DE ANGELO Carlos Daniel
congresos y reuniones científicas
Environmental and sociodemographic risk factors of soil-transmitted helminths and intestinal protozoa infections in a tri-border area of South-America
RIVERO, MARÍA ROMINA; DE ANGELO, CARLOS; SALAS, MARTÍN M.; NÚÑEZ, PABLO; SALOMON, OSCAR D.; LIANG, SONG
Workshop; Graduate Student Research Day; 2015
Office of Research University of Florida

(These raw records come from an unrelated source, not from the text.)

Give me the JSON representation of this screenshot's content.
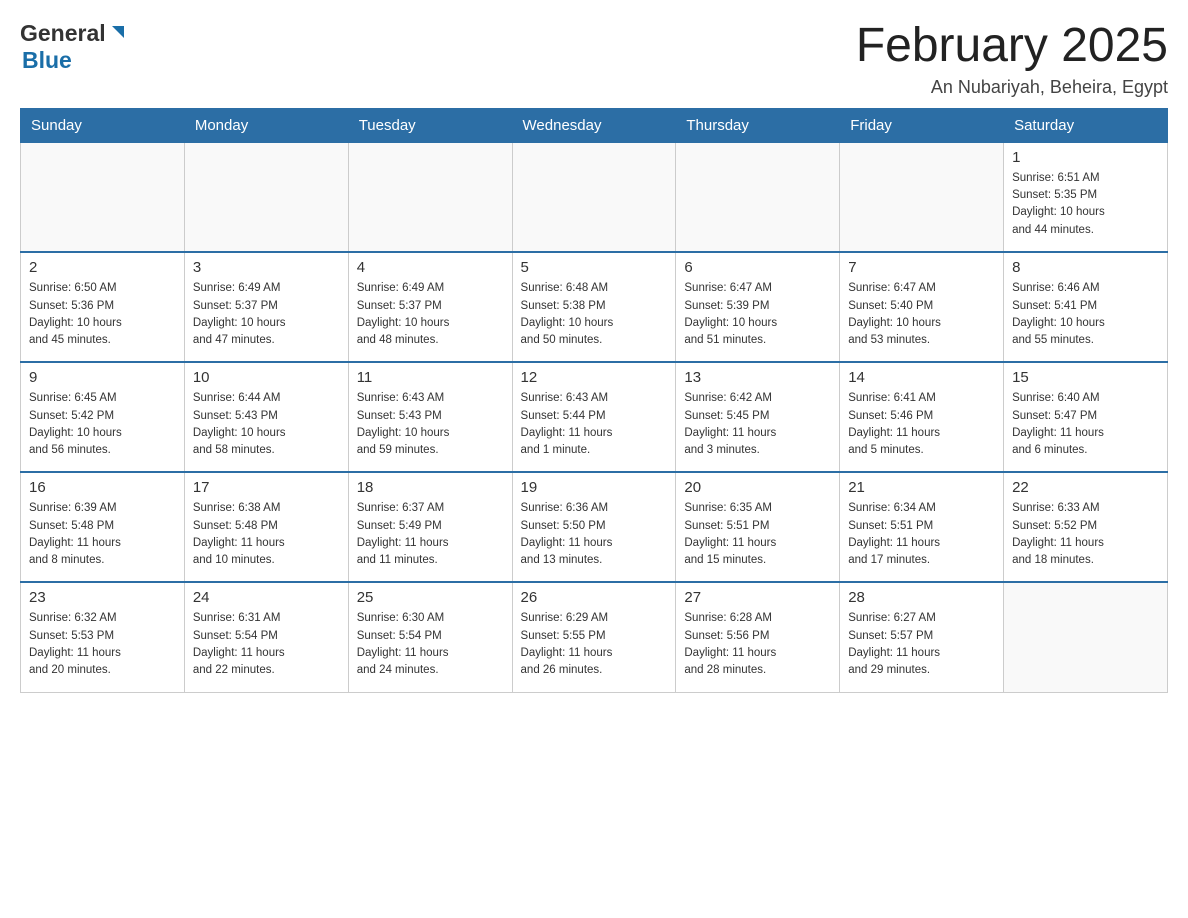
{
  "header": {
    "logo_general": "General",
    "logo_blue": "Blue",
    "title": "February 2025",
    "location": "An Nubariyah, Beheira, Egypt"
  },
  "days_of_week": [
    "Sunday",
    "Monday",
    "Tuesday",
    "Wednesday",
    "Thursday",
    "Friday",
    "Saturday"
  ],
  "weeks": [
    {
      "days": [
        {
          "num": "",
          "info": ""
        },
        {
          "num": "",
          "info": ""
        },
        {
          "num": "",
          "info": ""
        },
        {
          "num": "",
          "info": ""
        },
        {
          "num": "",
          "info": ""
        },
        {
          "num": "",
          "info": ""
        },
        {
          "num": "1",
          "info": "Sunrise: 6:51 AM\nSunset: 5:35 PM\nDaylight: 10 hours\nand 44 minutes."
        }
      ]
    },
    {
      "days": [
        {
          "num": "2",
          "info": "Sunrise: 6:50 AM\nSunset: 5:36 PM\nDaylight: 10 hours\nand 45 minutes."
        },
        {
          "num": "3",
          "info": "Sunrise: 6:49 AM\nSunset: 5:37 PM\nDaylight: 10 hours\nand 47 minutes."
        },
        {
          "num": "4",
          "info": "Sunrise: 6:49 AM\nSunset: 5:37 PM\nDaylight: 10 hours\nand 48 minutes."
        },
        {
          "num": "5",
          "info": "Sunrise: 6:48 AM\nSunset: 5:38 PM\nDaylight: 10 hours\nand 50 minutes."
        },
        {
          "num": "6",
          "info": "Sunrise: 6:47 AM\nSunset: 5:39 PM\nDaylight: 10 hours\nand 51 minutes."
        },
        {
          "num": "7",
          "info": "Sunrise: 6:47 AM\nSunset: 5:40 PM\nDaylight: 10 hours\nand 53 minutes."
        },
        {
          "num": "8",
          "info": "Sunrise: 6:46 AM\nSunset: 5:41 PM\nDaylight: 10 hours\nand 55 minutes."
        }
      ]
    },
    {
      "days": [
        {
          "num": "9",
          "info": "Sunrise: 6:45 AM\nSunset: 5:42 PM\nDaylight: 10 hours\nand 56 minutes."
        },
        {
          "num": "10",
          "info": "Sunrise: 6:44 AM\nSunset: 5:43 PM\nDaylight: 10 hours\nand 58 minutes."
        },
        {
          "num": "11",
          "info": "Sunrise: 6:43 AM\nSunset: 5:43 PM\nDaylight: 10 hours\nand 59 minutes."
        },
        {
          "num": "12",
          "info": "Sunrise: 6:43 AM\nSunset: 5:44 PM\nDaylight: 11 hours\nand 1 minute."
        },
        {
          "num": "13",
          "info": "Sunrise: 6:42 AM\nSunset: 5:45 PM\nDaylight: 11 hours\nand 3 minutes."
        },
        {
          "num": "14",
          "info": "Sunrise: 6:41 AM\nSunset: 5:46 PM\nDaylight: 11 hours\nand 5 minutes."
        },
        {
          "num": "15",
          "info": "Sunrise: 6:40 AM\nSunset: 5:47 PM\nDaylight: 11 hours\nand 6 minutes."
        }
      ]
    },
    {
      "days": [
        {
          "num": "16",
          "info": "Sunrise: 6:39 AM\nSunset: 5:48 PM\nDaylight: 11 hours\nand 8 minutes."
        },
        {
          "num": "17",
          "info": "Sunrise: 6:38 AM\nSunset: 5:48 PM\nDaylight: 11 hours\nand 10 minutes."
        },
        {
          "num": "18",
          "info": "Sunrise: 6:37 AM\nSunset: 5:49 PM\nDaylight: 11 hours\nand 11 minutes."
        },
        {
          "num": "19",
          "info": "Sunrise: 6:36 AM\nSunset: 5:50 PM\nDaylight: 11 hours\nand 13 minutes."
        },
        {
          "num": "20",
          "info": "Sunrise: 6:35 AM\nSunset: 5:51 PM\nDaylight: 11 hours\nand 15 minutes."
        },
        {
          "num": "21",
          "info": "Sunrise: 6:34 AM\nSunset: 5:51 PM\nDaylight: 11 hours\nand 17 minutes."
        },
        {
          "num": "22",
          "info": "Sunrise: 6:33 AM\nSunset: 5:52 PM\nDaylight: 11 hours\nand 18 minutes."
        }
      ]
    },
    {
      "days": [
        {
          "num": "23",
          "info": "Sunrise: 6:32 AM\nSunset: 5:53 PM\nDaylight: 11 hours\nand 20 minutes."
        },
        {
          "num": "24",
          "info": "Sunrise: 6:31 AM\nSunset: 5:54 PM\nDaylight: 11 hours\nand 22 minutes."
        },
        {
          "num": "25",
          "info": "Sunrise: 6:30 AM\nSunset: 5:54 PM\nDaylight: 11 hours\nand 24 minutes."
        },
        {
          "num": "26",
          "info": "Sunrise: 6:29 AM\nSunset: 5:55 PM\nDaylight: 11 hours\nand 26 minutes."
        },
        {
          "num": "27",
          "info": "Sunrise: 6:28 AM\nSunset: 5:56 PM\nDaylight: 11 hours\nand 28 minutes."
        },
        {
          "num": "28",
          "info": "Sunrise: 6:27 AM\nSunset: 5:57 PM\nDaylight: 11 hours\nand 29 minutes."
        },
        {
          "num": "",
          "info": ""
        }
      ]
    }
  ],
  "colors": {
    "header_bg": "#2c6ea5",
    "header_text": "#ffffff",
    "border": "#cccccc",
    "text": "#333333"
  }
}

Intestinal parasitic infections are among the most common infections in tropical and subtropical regions of developing countries and the diseases they cause are in the group of neglected tropical diseases. Puerto Iguazú is a tri-border touristic city of South-America located in the north of Argentina, bordering with Brazil and Paraguay. Although the region?s socioeconomic and physical environments are speculated in favor of prevalence of human intestinal parasites, information is very limited. The study aims to assess the current status of major soil-transmitted helminth and zoonotic enteroparasitic infections in humans and their associated risk factors in Puerto Iguazú city. A cross-sectional study was conducted in urban-periurban, rural and forest areas in proximity to the town from July 2013 to January 2015. 744 soil samples, 530 canine?s feces and 380 human stool samples were collected and examined for soil-transmitted helminths (e.g. Ascaris lumbricoides, hookworms and whipworms) and intestinal protozoan parasites (e.g. Giardia lamblia, Cryptosporidium parvum). Generalized linear models were employed to assess presence/absence of the parasites and infection intensities vs. risk factors including multiple local and landscape variables (e.g. land cover, topography, sociodemographic conditions) Geographical Information Systems were utilized to extract relevant spatial information and for model building and to construct risk maps. The results suggested that environmental contamination in urban-periurban area was the most significant risk factor for parasitic infections. Based on maps and models analysis we are able to select the most vulnerable zones for short and long-term integrated interventions.